___ Entries shown ___
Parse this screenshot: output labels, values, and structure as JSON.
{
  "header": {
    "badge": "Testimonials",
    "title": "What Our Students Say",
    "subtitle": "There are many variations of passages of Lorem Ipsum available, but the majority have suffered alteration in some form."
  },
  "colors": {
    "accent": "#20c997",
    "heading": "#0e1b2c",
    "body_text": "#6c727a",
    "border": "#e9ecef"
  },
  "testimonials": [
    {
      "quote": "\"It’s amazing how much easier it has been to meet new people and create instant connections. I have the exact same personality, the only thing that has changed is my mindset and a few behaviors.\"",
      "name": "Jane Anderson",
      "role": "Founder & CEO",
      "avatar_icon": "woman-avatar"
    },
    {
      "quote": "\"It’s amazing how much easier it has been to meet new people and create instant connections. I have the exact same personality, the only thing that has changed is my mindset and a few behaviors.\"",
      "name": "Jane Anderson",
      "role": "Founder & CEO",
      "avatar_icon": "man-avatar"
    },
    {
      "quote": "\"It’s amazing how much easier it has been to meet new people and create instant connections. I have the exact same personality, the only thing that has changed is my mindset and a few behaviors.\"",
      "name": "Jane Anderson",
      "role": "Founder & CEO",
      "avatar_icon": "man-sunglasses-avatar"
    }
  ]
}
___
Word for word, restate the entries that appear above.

Parse this screenshot: output labels, values, and structure as JSON.
{
  "header": {
    "badge": "Testimonials",
    "title": "What Our Students Say",
    "subtitle": "There are many variations of passages of Lorem Ipsum available, but the majority have suffered alteration in some form."
  },
  "colors": {
    "accent": "#20c997",
    "heading": "#0e1b2c",
    "body_text": "#6c727a",
    "border": "#e9ecef"
  },
  "testimonials": [
    {
      "quote": "\"It’s amazing how much easier it has been to meet new people and create instant connections. I have the exact same personality, the only thing that has changed is my mindset and a few behaviors.\"",
      "name": "Jane Anderson",
      "role": "Founder & CEO",
      "avatar_icon": "woman-avatar"
    },
    {
      "quote": "\"It’s amazing how much easier it has been to meet new people and create instant connections. I have the exact same personality, the only thing that has changed is my mindset and a few behaviors.\"",
      "name": "Jane Anderson",
      "role": "Founder & CEO",
      "avatar_icon": "man-avatar"
    },
    {
      "quote": "\"It’s amazing how much easier it has been to meet new people and create instant connections. I have the exact same personality, the only thing that has changed is my mindset and a few behaviors.\"",
      "name": "Jane Anderson",
      "role": "Founder & CEO",
      "avatar_icon": "man-sunglasses-avatar"
    }
  ]
}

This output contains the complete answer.